(Dataset rows for apps and sites)

+ + + + +

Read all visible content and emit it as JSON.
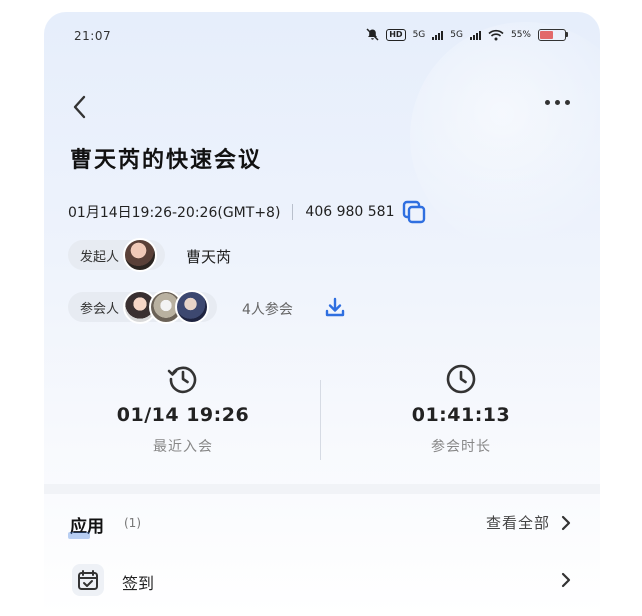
{
  "status_bar": {
    "time": "21:07",
    "battery": "55%",
    "signal_a": "5G",
    "signal_b": "5G",
    "hd": "HD"
  },
  "meeting": {
    "title": "曹天芮的快速会议",
    "time_range": "01月14日19:26-20:26(GMT+8)",
    "meeting_id": "406 980 581"
  },
  "initiator": {
    "label": "发起人",
    "name": "曹天芮"
  },
  "participants": {
    "label": "参会人",
    "count_text": "4人参会"
  },
  "stats": {
    "last_join": {
      "value": "01/14 19:26",
      "label": "最近入会"
    },
    "duration": {
      "value": "01:41:13",
      "label": "参会时长"
    }
  },
  "apps": {
    "title": "应用",
    "count": "(1)",
    "view_all": "查看全部"
  },
  "signin": {
    "label": "签到"
  },
  "colors": {
    "accent": "#2f6fe0",
    "battery": "#e2696b",
    "chip_bg": "#e7ebf2"
  },
  "icons": [
    "back-arrow-icon",
    "more-icon",
    "copy-icon",
    "download-icon",
    "history-clock-icon",
    "clock-icon",
    "chevron-right-icon",
    "calendar-check-icon"
  ]
}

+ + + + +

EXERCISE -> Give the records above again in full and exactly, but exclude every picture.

WRITTEN RESPONSE ->
Read all visible content and emit it as JSON.
{
  "status_bar": {
    "time": "21:07",
    "battery": "55%",
    "signal_a": "5G",
    "signal_b": "5G",
    "hd": "HD"
  },
  "meeting": {
    "title": "曹天芮的快速会议",
    "time_range": "01月14日19:26-20:26(GMT+8)",
    "meeting_id": "406 980 581"
  },
  "initiator": {
    "label": "发起人",
    "name": "曹天芮"
  },
  "participants": {
    "label": "参会人",
    "count_text": "4人参会"
  },
  "stats": {
    "last_join": {
      "value": "01/14 19:26",
      "label": "最近入会"
    },
    "duration": {
      "value": "01:41:13",
      "label": "参会时长"
    }
  },
  "apps": {
    "title": "应用",
    "count": "(1)",
    "view_all": "查看全部"
  },
  "signin": {
    "label": "签到"
  },
  "colors": {
    "accent": "#2f6fe0",
    "battery": "#e2696b",
    "chip_bg": "#e7ebf2"
  },
  "icons": [
    "back-arrow-icon",
    "more-icon",
    "copy-icon",
    "download-icon",
    "history-clock-icon",
    "clock-icon",
    "chevron-right-icon",
    "calendar-check-icon"
  ]
}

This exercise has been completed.